More importantly, incorporating accelerated learning programs can help bridge learning gaps as these programs help to accelerate learning and help the children catch up on lost learning time. These programs are particularly effective for older children who have missed significant schooling.

4. Technology and Digital Learning Solutions: E-learning platforms and online learning resources that do not require internet access can be very useful during a crisis, especially for communities located in remote areas with a lack of access to the internet. These platforms can offer flexible learning opportunities for learners which could also ensure that learning continues.

In some extreme cases, learning can also be broadcasted via radio and television to reach a wider audience in areas with limited internet access ensuring the continuity of basic foundational learning.

5. Monitoring and Evaluation: This is a very important aspect of ensuring learning continuity amidst emergencies. This is because the strategies outlined above can only be as effective for learning continuity when they undergo an intensive and intentional monitoring and evaluation process.

A monitoring and evaluation system must be put in place as one of the strategies as this is important for assessing the impact of the various interventions as well as evaluating the outcomes to draw learnings from the process.  M&E tools help identify gaps, measure progress, and inform policy decisions. Collecting and analyzing data on attendance, learning outcomes, and psychosocial well-being ensures that educational programs are responsive and adaptive to learner’s needs.

At this point, it is important to state that an intentional effort must be put into ensuring foundational learning continuity during emergencies is a huge challenge, but it is also doable. With collective planning effort and input from every relevant stakeholder, authority, and institution, incorporating innovative and effective strategies, education continuity can be maintained even in the most adverse situations and education in emergencies can become possible.

Education in emergencies not only mitigates the psychosocial impact of various forms of crises but also safeguards the rights of every child.
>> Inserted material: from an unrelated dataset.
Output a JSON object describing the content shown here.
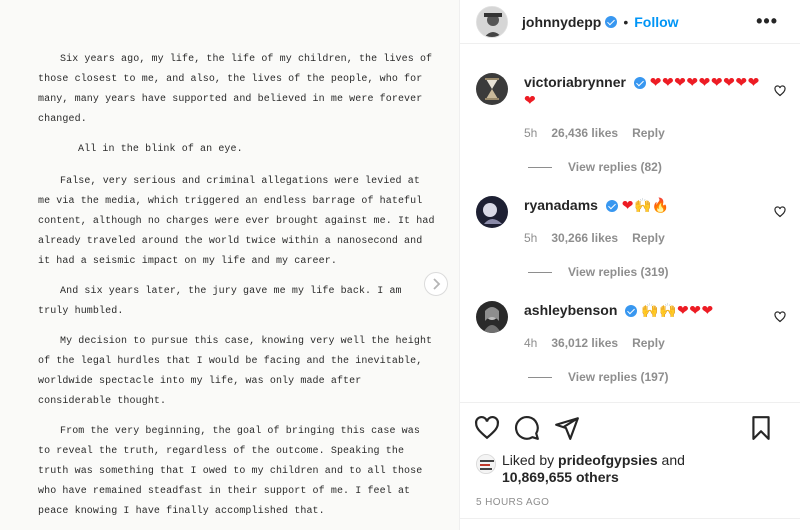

Our collective commitment to foundational learning will build the foundation for lifelong learning and future success for every child.

Written By: Elizabeth Abikoye

Digital Communications and Social Media Associate, AREAi.